Rated of 5
by Cloggie Downunder
impressive debut novel
The Expats is the impressive debut novel by American author, Chris Pavone. Set mainly in Europe, the action switches between Paris in the present day and Washington DC and Luxembourg two years previously. Kate Moore quit her undercover job with the CIA, a job that was secret even from her husband, Dexter, to move to Luxembourg with him and their young sons, Jake and Ben. There, Dexter’s job as a systems security expert for banks could afford them a better income and an enviable lifestyle which included weekends in places like Paris and Amsterdam. As expats, they socialised mainly with other expats, and had soon formed a friendship with Julia and Bill Maclean. But Kate’s CIA training leads her to suspect that Julia and Bill are not what they first seem and she begins to wonder: are they are assassins? Are they investigating her for unlawful actions in her CIA career? Or are they after her husband? Which leads her to start wondering if Dexter has been completely truthful with her.
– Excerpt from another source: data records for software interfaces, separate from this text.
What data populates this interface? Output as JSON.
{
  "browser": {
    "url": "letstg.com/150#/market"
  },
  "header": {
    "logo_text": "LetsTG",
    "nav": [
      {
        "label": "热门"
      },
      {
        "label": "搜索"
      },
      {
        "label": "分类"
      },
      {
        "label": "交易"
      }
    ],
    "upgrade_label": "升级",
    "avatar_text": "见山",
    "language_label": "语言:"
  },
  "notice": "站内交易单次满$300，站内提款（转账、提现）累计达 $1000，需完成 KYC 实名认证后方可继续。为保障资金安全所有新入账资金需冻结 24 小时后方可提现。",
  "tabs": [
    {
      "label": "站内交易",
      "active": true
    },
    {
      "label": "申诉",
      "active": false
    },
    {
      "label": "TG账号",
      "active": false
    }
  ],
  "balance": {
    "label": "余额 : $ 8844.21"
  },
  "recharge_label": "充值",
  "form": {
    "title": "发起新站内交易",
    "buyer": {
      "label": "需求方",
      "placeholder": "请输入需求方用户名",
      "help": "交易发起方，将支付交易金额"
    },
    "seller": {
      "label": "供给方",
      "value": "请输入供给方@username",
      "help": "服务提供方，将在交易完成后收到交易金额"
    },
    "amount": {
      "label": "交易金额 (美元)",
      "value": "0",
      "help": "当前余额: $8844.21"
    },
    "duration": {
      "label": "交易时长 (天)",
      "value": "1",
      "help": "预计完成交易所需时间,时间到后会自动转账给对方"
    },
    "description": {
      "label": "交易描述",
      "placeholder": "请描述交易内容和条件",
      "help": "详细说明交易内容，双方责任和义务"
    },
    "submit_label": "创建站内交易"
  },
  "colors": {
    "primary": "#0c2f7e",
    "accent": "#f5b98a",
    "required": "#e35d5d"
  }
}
As Kate makes certain discoveries in the present day narrative, she flashes back to two years ago, her exit from the CIA and their early months in Luxembourg, and certain events and conversations suddenly become startlingly clear.
This novel has a superbly clever plot full of twists and turns that has the reader guessing to the last line. Without giving away too much of the story, Pavone uses the present day narrative to sow enough seeds of intrigue to keep the reader engrossed in the action two years previous. Interestingly, Pavone writes from Kate’s point of view, something he does very competently. As the suspense built, I found myself more and more on the edge of my seat. Proof of Pavone’s excellent descriptive talent is that as I sat reading the window ledge scene, my legs were aching, my body’s usual involuntary reaction to being at unsafe heights. Occasional lighter moments are provided by the children and social interactions with other minor characters, but for most of the novel, the tension is high. Pavone’s first-hand experience as an expat is apparent from the way he effectively conveys the atmosphere of European cities and expat life: his characters are realistic and his dialogue, credible. The novel poses a few pertinent and topical questions: When is it OK to steal 25 (or 50) million euros? Are we deluded in thinking that our money can ever be safe? Who guards the guards? Is anybody ever what they seem to be? Does anyone ever tell the whole truth? This novel has been described as “Brilliant, insanely clever, and delectably readable.” I wholly concur.